**TASK DETAILS**.
Copy each entry precisely as written, and do not carry over the pictures.

**MATERIAL PROVIDED**.
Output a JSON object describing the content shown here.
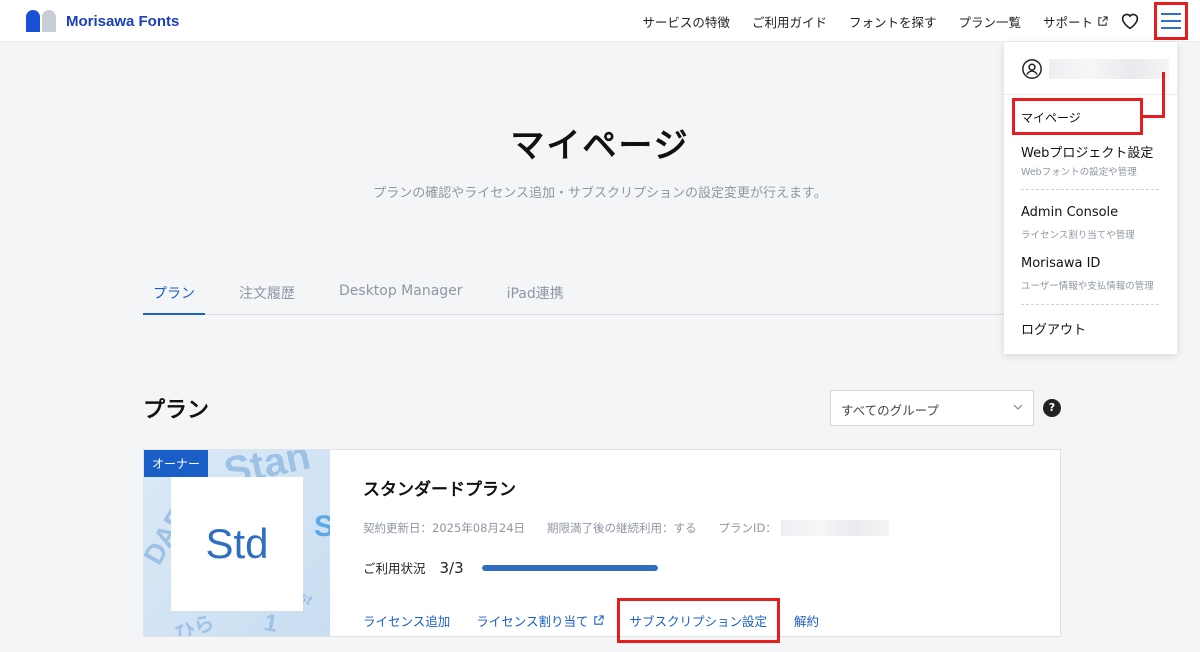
{
  "header": {
    "brand": "Morisawa Fonts",
    "nav": [
      "サービスの特徴",
      "ご利用ガイド",
      "フォントを探す",
      "プラン一覧"
    ],
    "support": "サポート"
  },
  "hero": {
    "title": "マイページ",
    "subtitle": "プランの確認やライセンス追加・サブスクリプションの設定変更が行えます。"
  },
  "tabs": [
    "プラン",
    "注文履歴",
    "Desktop Manager",
    "iPad連携"
  ],
  "plan_section": {
    "title": "プラン",
    "group_select": "すべてのグループ",
    "help": "?"
  },
  "card": {
    "badge": "オーナー",
    "thumb_text": "Std",
    "name": "スタンダードプラン",
    "renewal": "契約更新日：2025年08月24日",
    "continuation": "期限満了後の継続利用：する",
    "plan_id_label": "プランID：",
    "usage_label": "ご利用状況",
    "usage_value": "3/3",
    "usage_fraction": 1.0,
    "actions": {
      "add_license": "ライセンス追加",
      "assign_license": "ライセンス割り当て",
      "subscription": "サブスクリプション設定",
      "cancel": "解約"
    }
  },
  "dropdown": {
    "mypage": "マイページ",
    "web_project": "Webプロジェクト設定",
    "web_project_sub": "Webフォントの設定や管理",
    "admin_console": "Admin Console",
    "admin_console_sub": "ライセンス割り当てや管理",
    "morisawa_id": "Morisawa ID",
    "morisawa_id_sub": "ユーザー情報や支払情報の管理",
    "logout": "ログアウト"
  },
  "colors": {
    "accent": "#1a5fc7",
    "highlight": "#e41e1e",
    "muted": "#8f96a3"
  }
}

**FINISHED TASK**.
Output a JSON object describing the content shown here.
{
  "header": {
    "brand": "Morisawa Fonts",
    "nav": [
      "サービスの特徴",
      "ご利用ガイド",
      "フォントを探す",
      "プラン一覧"
    ],
    "support": "サポート"
  },
  "hero": {
    "title": "マイページ",
    "subtitle": "プランの確認やライセンス追加・サブスクリプションの設定変更が行えます。"
  },
  "tabs": [
    "プラン",
    "注文履歴",
    "Desktop Manager",
    "iPad連携"
  ],
  "plan_section": {
    "title": "プラン",
    "group_select": "すべてのグループ",
    "help": "?"
  },
  "card": {
    "badge": "オーナー",
    "thumb_text": "Std",
    "name": "スタンダードプラン",
    "renewal": "契約更新日：2025年08月24日",
    "continuation": "期限満了後の継続利用：する",
    "plan_id_label": "プランID：",
    "usage_label": "ご利用状況",
    "usage_value": "3/3",
    "usage_fraction": 1.0,
    "actions": {
      "add_license": "ライセンス追加",
      "assign_license": "ライセンス割り当て",
      "subscription": "サブスクリプション設定",
      "cancel": "解約"
    }
  },
  "dropdown": {
    "mypage": "マイページ",
    "web_project": "Webプロジェクト設定",
    "web_project_sub": "Webフォントの設定や管理",
    "admin_console": "Admin Console",
    "admin_console_sub": "ライセンス割り当てや管理",
    "morisawa_id": "Morisawa ID",
    "morisawa_id_sub": "ユーザー情報や支払情報の管理",
    "logout": "ログアウト"
  },
  "colors": {
    "accent": "#1a5fc7",
    "highlight": "#e41e1e",
    "muted": "#8f96a3"
  }
}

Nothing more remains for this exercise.